Family dinner reduces underage drinking, advocates say

Return To Article
Add a comment
  • skitarghee Cottonwood Heights, UT
    Sept. 25, 2012 10:44 a.m.

    Linkage between family dinners and teenage abstinence? I can think of many other behaviors that might be more correlated. Parental drinking habits and attitudes. Church attendance where friends are teetotalers. Good grades and higher intelligence. Working in the family business where you often tutored by parents. Nothing against dinners with your children but I doubt that will keep them from alcohol if their friends are drinking, if they are undisciplined, and left to fend for themselves on weekend evenings.

  • jjc16 Salt Lake City, UT
    Sept. 24, 2012 8:01 p.m.

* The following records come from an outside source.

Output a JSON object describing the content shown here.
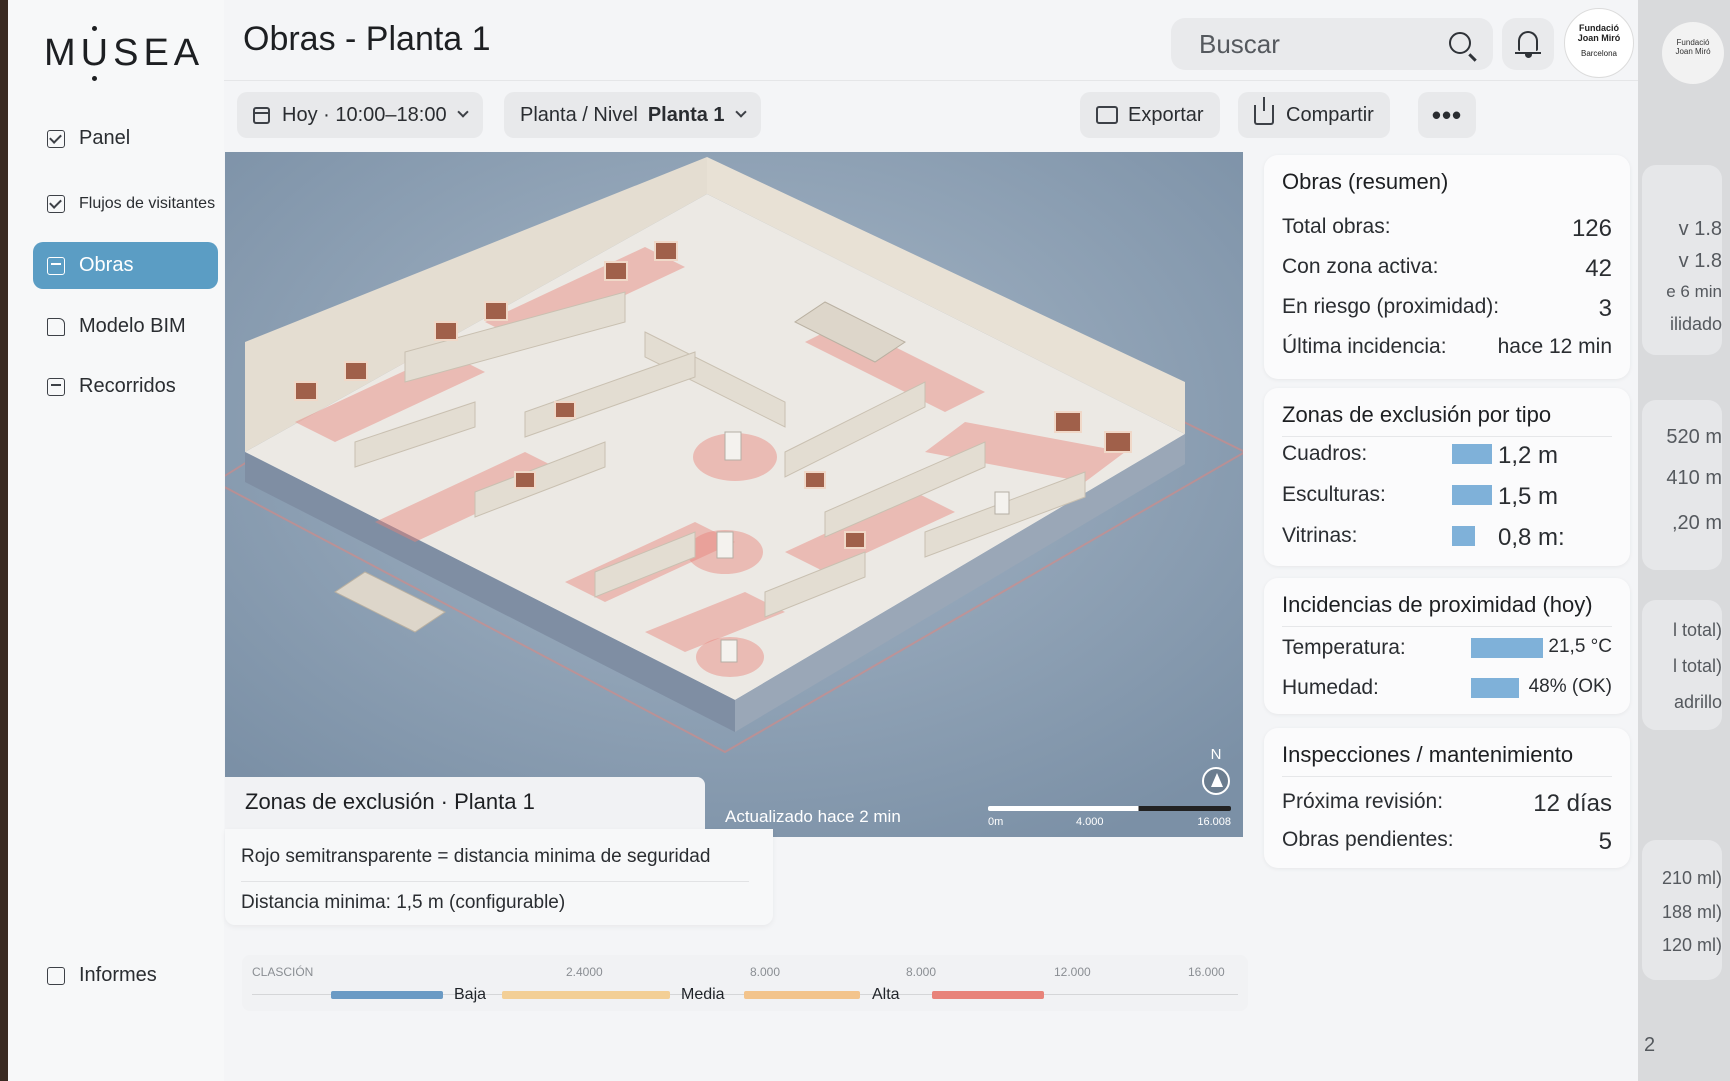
{
  "app": {
    "logo": "MUSEA",
    "page_title": "Obras - Planta 1",
    "search_placeholder": "Buscar",
    "org_logo": {
      "line1": "Fundació",
      "line2": "Joan Miró",
      "line3": "Barcelona"
    }
  },
  "sidebar": {
    "items": [
      {
        "label": "Panel",
        "icon": "check-square-icon"
      },
      {
        "label": "Flujos de visitantes",
        "icon": "check-square-icon"
      },
      {
        "label": "Obras",
        "icon": "list-square-icon",
        "active": true
      },
      {
        "label": "Modelo BIM",
        "icon": "document-icon"
      },
      {
        "label": "Recorridos",
        "icon": "list-square-icon"
      }
    ],
    "footer_item": {
      "label": "Informes",
      "icon": "square-icon"
    }
  },
  "toolbar": {
    "date_range": "Hoy · 10:00–18:00",
    "level_label": "Planta / Nivel",
    "level_value": "Planta 1",
    "export_label": "Exportar",
    "share_label": "Compartir",
    "more_label": "•••"
  },
  "map": {
    "zone_title": "Zonas de exclusión · Planta 1",
    "updated": "Actualizado hace 2 min",
    "north": "N",
    "scale_labels": [
      "0m",
      "4.000",
      "16.008"
    ],
    "legend_line1": "Rojo semitransparente = distancia minima de seguridad",
    "legend_line2": "Distancia minima: 1,5 m (configurable)"
  },
  "rangebar": {
    "title": "CLASCIÓN",
    "ticks": [
      "2.4000",
      "8.000",
      "8.000",
      "12.000",
      "16.000"
    ],
    "levels": [
      {
        "label": "Baja",
        "color": "#6a9ac4"
      },
      {
        "label": "Media",
        "color": "#f3cf96"
      },
      {
        "label": "Alta",
        "color": "#e8837a"
      }
    ],
    "media_bar_color": "#f3c48c"
  },
  "cards": {
    "summary": {
      "title": "Obras (resumen)",
      "rows": [
        {
          "label": "Total obras:",
          "value": "126"
        },
        {
          "label": "Con zona activa:",
          "value": "42"
        },
        {
          "label": "En riesgo (proximidad):",
          "value": "3"
        },
        {
          "label": "Última incidencia:",
          "value": "hace 12 min"
        }
      ]
    },
    "exclusion": {
      "title": "Zonas de exclusión por tipo",
      "rows": [
        {
          "label": "Cuadros:",
          "value": "1,2 m",
          "fraction": 0.8
        },
        {
          "label": "Esculturas:",
          "value": "1,5 m",
          "fraction": 0.8
        },
        {
          "label": "Vitrinas:",
          "value": "0,8 m:",
          "fraction": 0.45
        }
      ],
      "bar_color": "#7fb1d9"
    },
    "proximity": {
      "title": "Incidencias de proximidad (hoy)",
      "rows": [
        {
          "label": "Temperatura:",
          "value": "21,5 °C",
          "fraction": 1.0
        },
        {
          "label": "Humedad:",
          "value": "48% (OK)",
          "fraction": 0.67
        }
      ]
    },
    "maintenance": {
      "title": "Inspecciones / mantenimiento",
      "rows": [
        {
          "label": "Próxima revisión:",
          "value": "12 días"
        },
        {
          "label": "Obras pendientes:",
          "value": "5"
        }
      ]
    }
  },
  "background_panel": {
    "texts": [
      "v 1.8",
      "v 1.8",
      "e 6 min",
      "ilidado",
      "520 m",
      "410 m",
      ",20 m",
      "l total)",
      "l total)",
      "adrillo",
      "210 ml)",
      "188 ml)",
      "120 ml)",
      "2"
    ]
  },
  "colors": {
    "accent": "#5b9dc4",
    "zone_red": "#e8837a",
    "map_bg": "#8fa2b6"
  }
}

    The vitriol that the Deseret News (and Utah) has against underage drinking also has me confused. In other countries -- including most of Europe, Asia, and Latin America -- it is quite common for children to have at least tasted alcohol before they turn 18. I'm not sure that, based on evidence from those countries, drinking in moderation before a certain age can be shown to cause lasting harm to children.

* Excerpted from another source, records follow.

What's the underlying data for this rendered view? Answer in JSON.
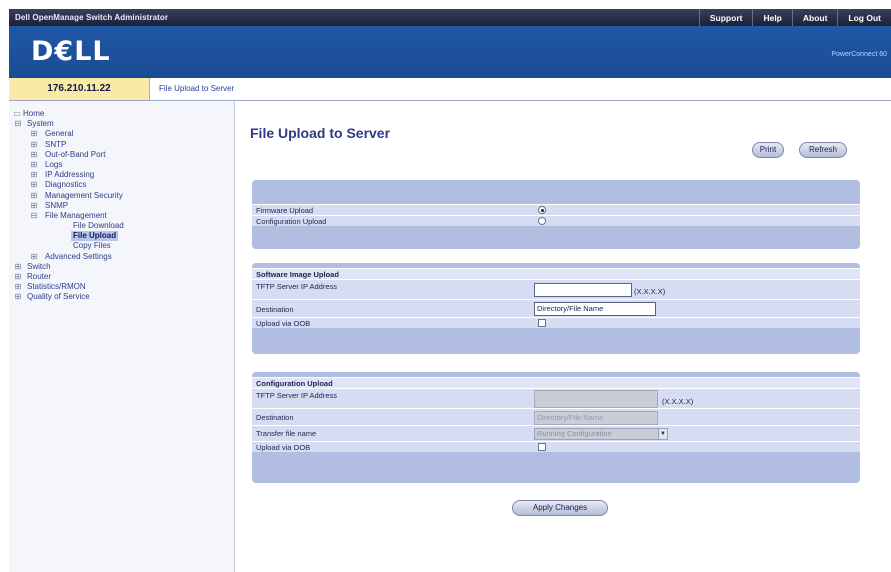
{
  "header": {
    "app_title": "Dell OpenManage Switch Administrator",
    "nav": [
      "Support",
      "Help",
      "About",
      "Log Out"
    ],
    "logo": "D€LL",
    "tagline": "PowerConnect 60"
  },
  "ipbar": {
    "ip": "176.210.11.22",
    "breadcrumb": "File Upload to Server"
  },
  "tree": {
    "items": [
      {
        "label": "Home",
        "exp": ""
      },
      {
        "label": "System",
        "exp": "⊟"
      },
      {
        "label": "General",
        "exp": "⊞"
      },
      {
        "label": "SNTP",
        "exp": "⊞"
      },
      {
        "label": "Out-of-Band Port",
        "exp": "⊞"
      },
      {
        "label": "Logs",
        "exp": "⊞"
      },
      {
        "label": "IP Addressing",
        "exp": "⊞"
      },
      {
        "label": "Diagnostics",
        "exp": "⊞"
      },
      {
        "label": "Management Security",
        "exp": "⊞"
      },
      {
        "label": "SNMP",
        "exp": "⊞"
      },
      {
        "label": "File Management",
        "exp": "⊟"
      },
      {
        "label": "File Download",
        "exp": ""
      },
      {
        "label": "File Upload",
        "exp": ""
      },
      {
        "label": "Copy Files",
        "exp": ""
      },
      {
        "label": "Advanced Settings",
        "exp": "⊞"
      },
      {
        "label": "Switch",
        "exp": "⊞"
      },
      {
        "label": "Router",
        "exp": "⊞"
      },
      {
        "label": "Statistics/RMON",
        "exp": "⊞"
      },
      {
        "label": "Quality of Service",
        "exp": "⊞"
      }
    ]
  },
  "page": {
    "title": "File Upload to Server",
    "print_label": "Print",
    "refresh_label": "Refresh",
    "apply_label": "Apply Changes"
  },
  "upload_type": {
    "firmware_label": "Firmware Upload",
    "firmware_selected": true,
    "config_label": "Configuration Upload",
    "config_selected": false
  },
  "software_image": {
    "header": "Software Image Upload",
    "tftp_label": "TFTP Server IP Address",
    "tftp_value": "",
    "tftp_hint": "(X.X.X.X)",
    "destination_label": "Destination",
    "destination_value": "Directory/File Name",
    "oob_label": "Upload via OOB",
    "oob_checked": false
  },
  "configuration": {
    "header": "Configuration Upload",
    "tftp_label": "TFTP Server IP Address",
    "tftp_value": "",
    "tftp_hint": "(X.X.X.X)",
    "destination_label": "Destination",
    "destination_value": "Directory/File Name",
    "transfer_label": "Transfer file name",
    "transfer_value": "Running Configuration",
    "oob_label": "Upload via OOB",
    "oob_checked": false
  }
}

    I know that much of the opposition to children drinking -- even very moderately as part of a family meal -- stems from the majority religion in Utah. While I respect their right to worship their god as they please and understand that part of that worship involves abstaining from the consumption of alcohol , I remain unconvinced that underage drinking represents a health or societal threat and not just a religious one.

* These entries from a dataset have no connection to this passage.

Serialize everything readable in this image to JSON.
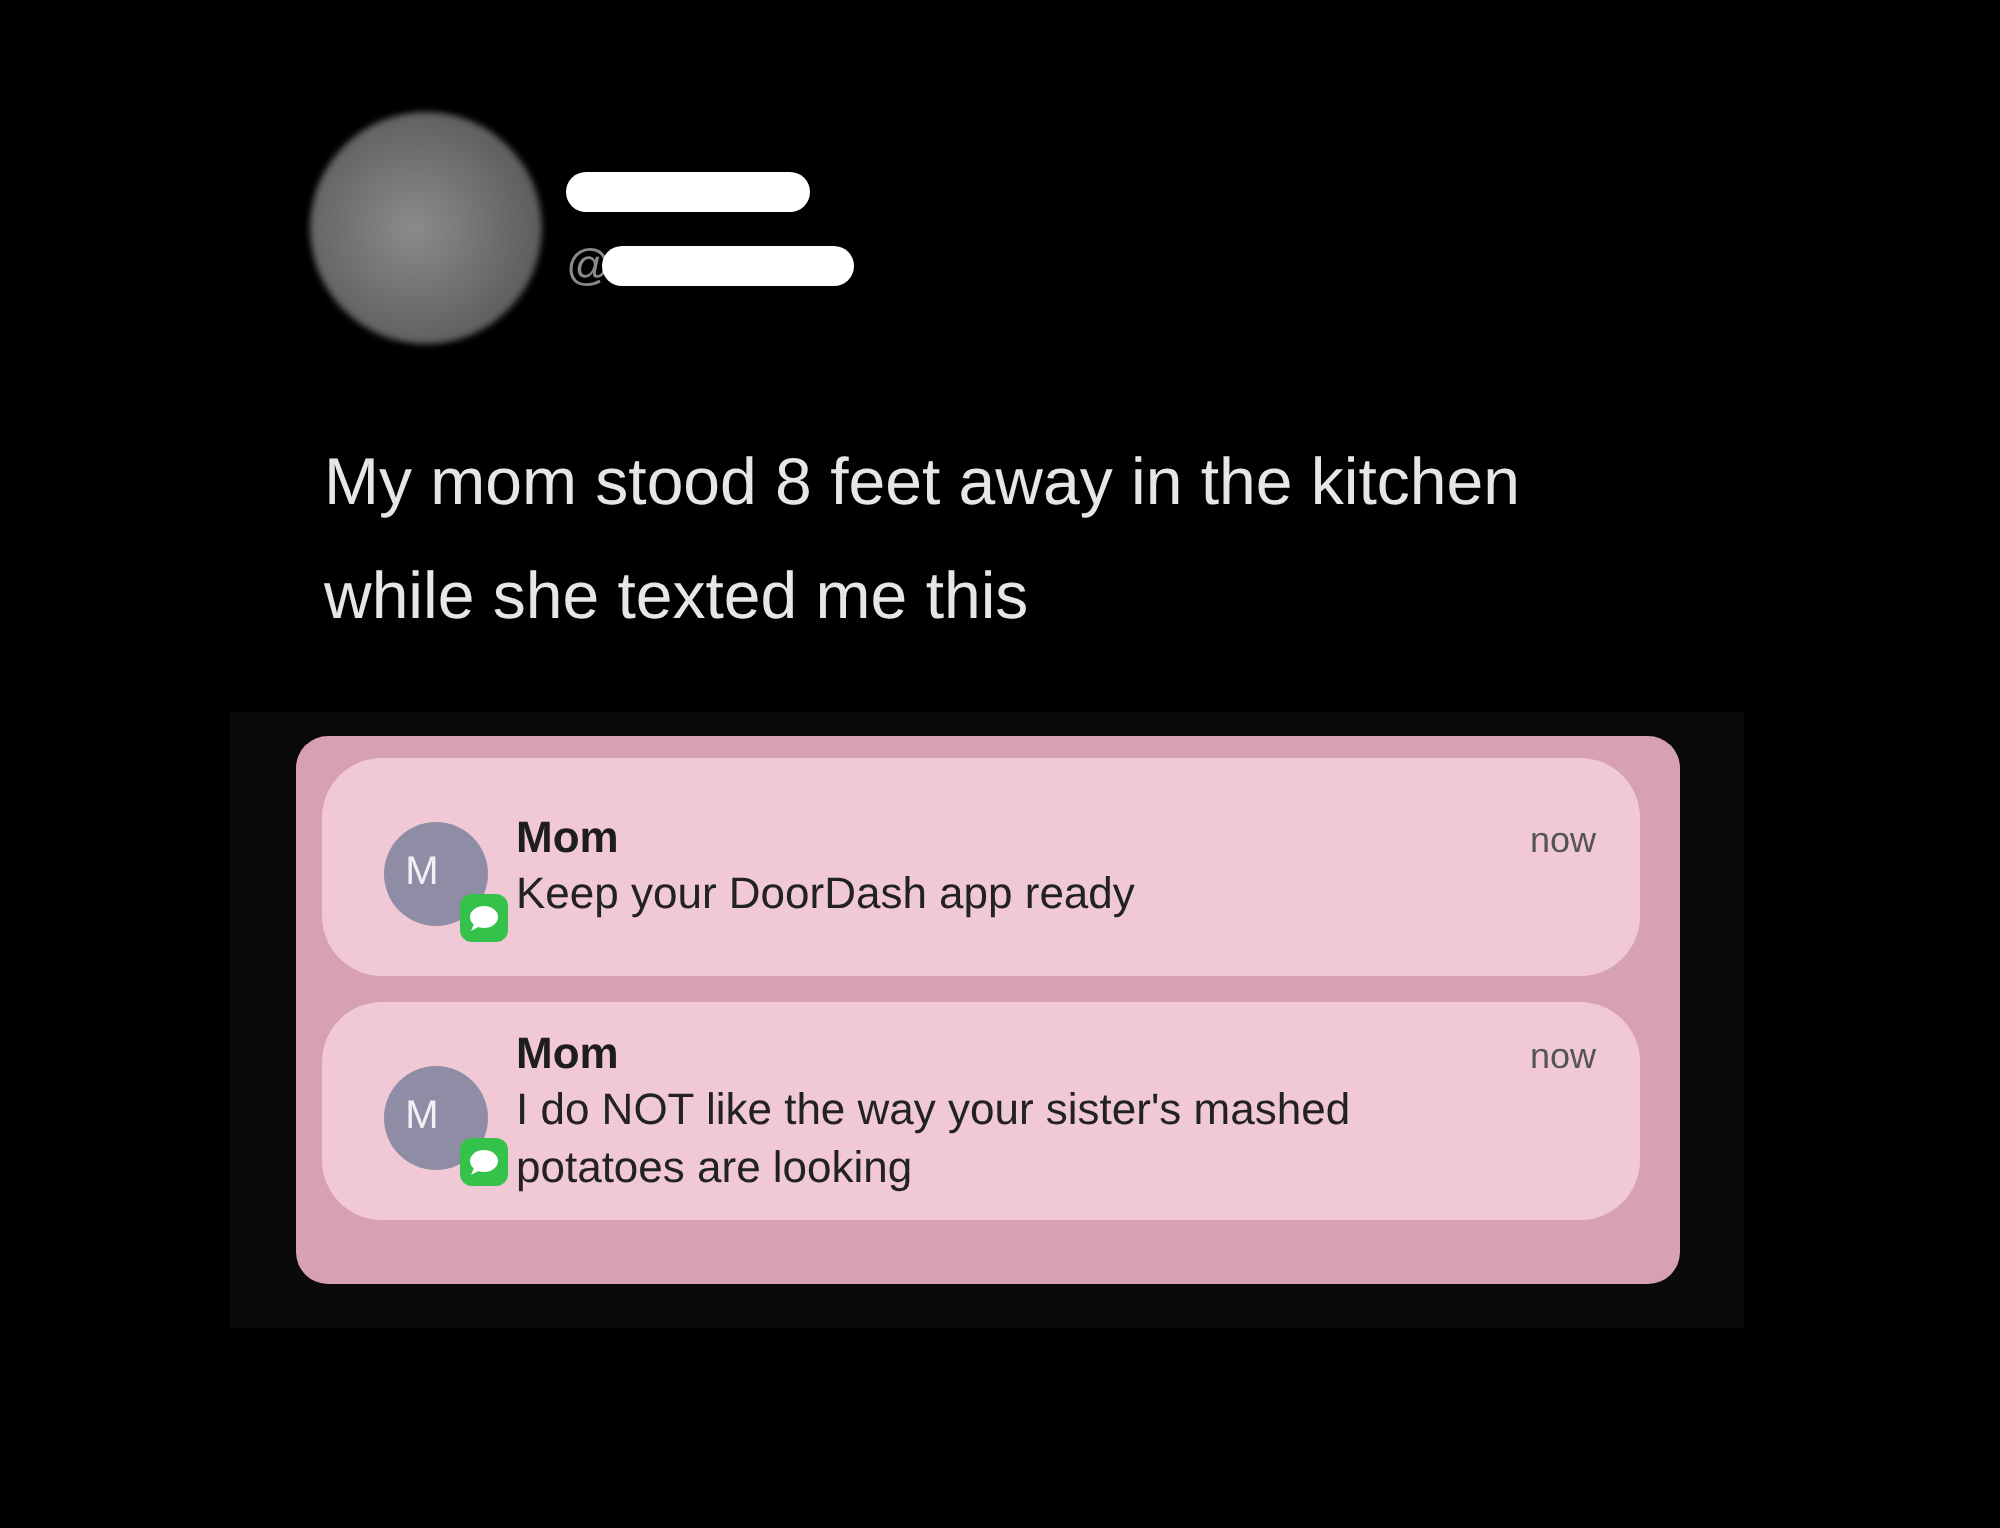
{
  "tweet": {
    "handle_prefix": "@",
    "text": "My mom stood 8 feet away in the kitchen while she texted me this"
  },
  "screenshot": {
    "notifications": [
      {
        "avatar_letter": "M",
        "sender": "Mom",
        "message": "Keep your DoorDash app ready",
        "time": "now"
      },
      {
        "avatar_letter": "M",
        "sender": "Mom",
        "message": "I do NOT like the way your sister's mashed potatoes are looking",
        "time": "now"
      }
    ]
  }
}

  • Richard Larson Galt, CA
    Sept. 24, 2012 3:46 p.m.

    Unless of course, they are serving wine.

  • Hutterite American Fork, UT
    Sept. 24, 2012 3:42 p.m.

    The kids can enjoy a small snifter of wine with a big family meal and it's ok. In spite of the recent tirades in the DN, I still don't believe the only way to keep kids from drinking is denial, the 'don't touch that it's dirty' approach. When I lived in japan I found beer in vending machines by the train stations and a society void of drunken children. It all comes down to a healthy attitude.